Referenced by
Citing PatentFiling datePublication dateApplicantTitle
US6057261 *Jan 21, 1999May 2, 2000Exxon Chemical Patents Inc.One step conversion of methanol to hydrogen and carbon dioxide
US7033487 *Jun 25, 2003Apr 25, 2006Albemarle Netherlands B.V.FCC catalyst for reducing the sulfur content in gasoline and diesel
US7238845 *Jul 20, 2005Jul 3, 2007Exxonmobil Chemical Patents Inc.Catalytically converting a hydrocarbon oxygenate feedstock to olefins, with a catalyst composition of a molecular sieve, hydrotalcite and a rare earth metal; exhibits enhanced lifetime
US8475684 *Jul 17, 2009Jul 2, 2013Japan Petroleum Exploration Co., Ltd.Composite oxide for hydrocarbon reforming catalyst, process for producing the same, and process for producing syngas using the same
US20110121238 *Jul 17, 2009May 26, 2011Toshiya WakatsukiComposite oxide for hydrocarbon reforming catalyst, process for producing the same, and process for producing syngas using the same
Classifications
U.S. Classification502/328, 502/306, 502/68, 502/64, 502/315, 502/327
International ClassificationB01J20/06, B01J23/00
Cooperative ClassificationB01J2523/00, B01J20/06, B01J23/002
European ClassificationB01J20/06, B01J23/00B
Legal Events
DateCodeEventDescription
Dec 14, 2004FPExpired due to failure to pay maintenance fee
Effective date: 20041015
Oct 15, 2004LAPSLapse for failure to pay maintenance fees
May 5, 2004REMIMaintenance fee reminder mailed
Mar 31, 2000FPAYFee payment
Year of fee payment: 4
Apr 8, 1996ASAssignment
Owner name: UOP, ILLINOIS
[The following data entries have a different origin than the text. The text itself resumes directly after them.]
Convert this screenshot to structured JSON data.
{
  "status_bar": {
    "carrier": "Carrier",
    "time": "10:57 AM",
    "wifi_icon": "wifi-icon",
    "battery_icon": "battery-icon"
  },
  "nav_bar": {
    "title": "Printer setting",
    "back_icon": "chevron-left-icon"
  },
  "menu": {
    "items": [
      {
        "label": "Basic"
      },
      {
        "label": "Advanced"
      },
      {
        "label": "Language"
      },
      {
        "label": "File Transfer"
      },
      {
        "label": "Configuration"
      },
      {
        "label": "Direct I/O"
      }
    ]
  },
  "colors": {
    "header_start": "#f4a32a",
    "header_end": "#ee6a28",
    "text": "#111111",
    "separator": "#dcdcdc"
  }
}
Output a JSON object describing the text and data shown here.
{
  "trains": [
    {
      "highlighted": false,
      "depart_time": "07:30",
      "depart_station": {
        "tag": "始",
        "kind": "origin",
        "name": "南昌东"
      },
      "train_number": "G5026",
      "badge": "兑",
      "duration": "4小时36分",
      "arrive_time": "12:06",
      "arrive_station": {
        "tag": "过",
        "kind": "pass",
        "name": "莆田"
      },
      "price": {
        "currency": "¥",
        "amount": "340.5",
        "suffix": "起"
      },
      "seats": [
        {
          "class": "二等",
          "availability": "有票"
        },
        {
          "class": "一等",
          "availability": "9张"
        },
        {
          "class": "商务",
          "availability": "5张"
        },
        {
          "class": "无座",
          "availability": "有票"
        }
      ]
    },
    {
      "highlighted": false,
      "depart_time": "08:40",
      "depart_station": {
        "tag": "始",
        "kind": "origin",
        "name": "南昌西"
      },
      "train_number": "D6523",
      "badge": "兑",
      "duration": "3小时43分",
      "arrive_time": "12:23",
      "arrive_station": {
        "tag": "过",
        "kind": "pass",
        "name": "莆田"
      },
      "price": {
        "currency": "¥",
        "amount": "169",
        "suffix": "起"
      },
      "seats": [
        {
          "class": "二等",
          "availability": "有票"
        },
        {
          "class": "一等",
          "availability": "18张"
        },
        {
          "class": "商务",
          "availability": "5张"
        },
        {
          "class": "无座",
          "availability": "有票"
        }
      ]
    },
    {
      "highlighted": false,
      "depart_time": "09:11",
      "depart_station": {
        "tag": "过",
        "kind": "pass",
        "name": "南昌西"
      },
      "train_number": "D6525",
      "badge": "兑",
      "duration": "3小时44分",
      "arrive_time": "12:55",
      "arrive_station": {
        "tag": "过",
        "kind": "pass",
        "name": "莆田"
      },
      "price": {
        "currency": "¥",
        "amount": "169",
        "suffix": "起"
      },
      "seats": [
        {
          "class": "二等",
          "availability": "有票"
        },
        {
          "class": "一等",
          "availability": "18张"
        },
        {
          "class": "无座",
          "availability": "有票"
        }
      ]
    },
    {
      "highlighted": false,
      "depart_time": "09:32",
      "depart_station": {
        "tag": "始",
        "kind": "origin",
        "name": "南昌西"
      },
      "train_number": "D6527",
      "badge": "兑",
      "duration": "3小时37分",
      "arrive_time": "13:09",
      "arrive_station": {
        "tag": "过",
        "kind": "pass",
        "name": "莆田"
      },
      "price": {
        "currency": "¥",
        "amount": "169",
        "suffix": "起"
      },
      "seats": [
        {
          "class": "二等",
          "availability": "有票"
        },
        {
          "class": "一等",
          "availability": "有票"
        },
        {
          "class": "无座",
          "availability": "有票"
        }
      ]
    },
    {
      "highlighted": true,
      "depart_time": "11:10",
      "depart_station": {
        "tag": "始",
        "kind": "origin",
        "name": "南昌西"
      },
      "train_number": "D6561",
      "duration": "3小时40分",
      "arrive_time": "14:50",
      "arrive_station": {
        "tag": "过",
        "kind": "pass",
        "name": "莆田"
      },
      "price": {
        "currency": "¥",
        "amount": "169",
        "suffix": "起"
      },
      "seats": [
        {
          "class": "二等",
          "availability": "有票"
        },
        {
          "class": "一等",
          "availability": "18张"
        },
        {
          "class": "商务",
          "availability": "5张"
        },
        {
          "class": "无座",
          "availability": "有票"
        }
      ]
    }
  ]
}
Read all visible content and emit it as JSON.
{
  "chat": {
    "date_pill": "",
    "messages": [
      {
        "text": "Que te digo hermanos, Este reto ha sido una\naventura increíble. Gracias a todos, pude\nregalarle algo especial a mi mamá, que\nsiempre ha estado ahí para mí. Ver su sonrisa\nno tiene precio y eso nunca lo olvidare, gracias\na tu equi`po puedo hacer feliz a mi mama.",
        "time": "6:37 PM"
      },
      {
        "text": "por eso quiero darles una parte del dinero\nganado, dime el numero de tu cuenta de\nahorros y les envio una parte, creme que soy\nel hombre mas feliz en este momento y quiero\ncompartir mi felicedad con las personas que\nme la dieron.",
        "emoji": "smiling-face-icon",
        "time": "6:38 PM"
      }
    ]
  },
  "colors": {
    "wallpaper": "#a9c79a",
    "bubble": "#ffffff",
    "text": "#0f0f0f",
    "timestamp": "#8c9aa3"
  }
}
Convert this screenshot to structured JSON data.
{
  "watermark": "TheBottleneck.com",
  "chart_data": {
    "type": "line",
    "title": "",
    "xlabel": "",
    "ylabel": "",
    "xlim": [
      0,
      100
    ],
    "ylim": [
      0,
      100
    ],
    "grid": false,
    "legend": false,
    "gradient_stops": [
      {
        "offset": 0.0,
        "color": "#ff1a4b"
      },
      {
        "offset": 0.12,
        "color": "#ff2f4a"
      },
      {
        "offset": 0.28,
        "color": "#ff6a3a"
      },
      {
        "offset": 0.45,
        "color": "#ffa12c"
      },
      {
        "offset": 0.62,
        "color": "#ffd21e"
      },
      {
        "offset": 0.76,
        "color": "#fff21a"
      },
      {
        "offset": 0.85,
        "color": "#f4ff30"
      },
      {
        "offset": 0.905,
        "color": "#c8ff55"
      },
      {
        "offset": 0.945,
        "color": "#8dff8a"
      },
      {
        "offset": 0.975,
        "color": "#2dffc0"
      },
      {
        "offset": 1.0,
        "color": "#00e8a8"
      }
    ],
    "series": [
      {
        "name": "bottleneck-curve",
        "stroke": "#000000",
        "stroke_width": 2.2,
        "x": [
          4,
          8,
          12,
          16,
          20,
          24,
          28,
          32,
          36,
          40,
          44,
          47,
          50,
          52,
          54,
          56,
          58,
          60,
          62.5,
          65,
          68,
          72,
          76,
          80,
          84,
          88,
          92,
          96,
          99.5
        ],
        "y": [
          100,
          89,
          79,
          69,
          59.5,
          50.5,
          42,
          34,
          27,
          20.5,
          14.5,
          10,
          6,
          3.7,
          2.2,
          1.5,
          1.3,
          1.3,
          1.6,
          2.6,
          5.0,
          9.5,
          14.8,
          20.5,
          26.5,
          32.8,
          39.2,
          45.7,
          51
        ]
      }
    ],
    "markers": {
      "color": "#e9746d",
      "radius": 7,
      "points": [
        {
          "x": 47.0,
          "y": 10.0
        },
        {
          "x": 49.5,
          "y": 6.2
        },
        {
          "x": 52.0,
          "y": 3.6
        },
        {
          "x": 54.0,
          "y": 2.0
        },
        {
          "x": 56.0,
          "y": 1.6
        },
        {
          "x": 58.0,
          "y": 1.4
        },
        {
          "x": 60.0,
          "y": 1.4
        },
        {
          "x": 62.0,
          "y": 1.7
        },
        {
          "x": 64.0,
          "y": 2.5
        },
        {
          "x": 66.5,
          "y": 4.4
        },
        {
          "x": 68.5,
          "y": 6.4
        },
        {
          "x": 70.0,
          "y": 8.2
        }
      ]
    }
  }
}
Free format text: ASSIGNMENT OF ASSIGNORS INTEREST;ASSIGNOR:HOLMGREN, JENNIFER S.;REEL/FRAME:007883/0343
Effective date: 19941011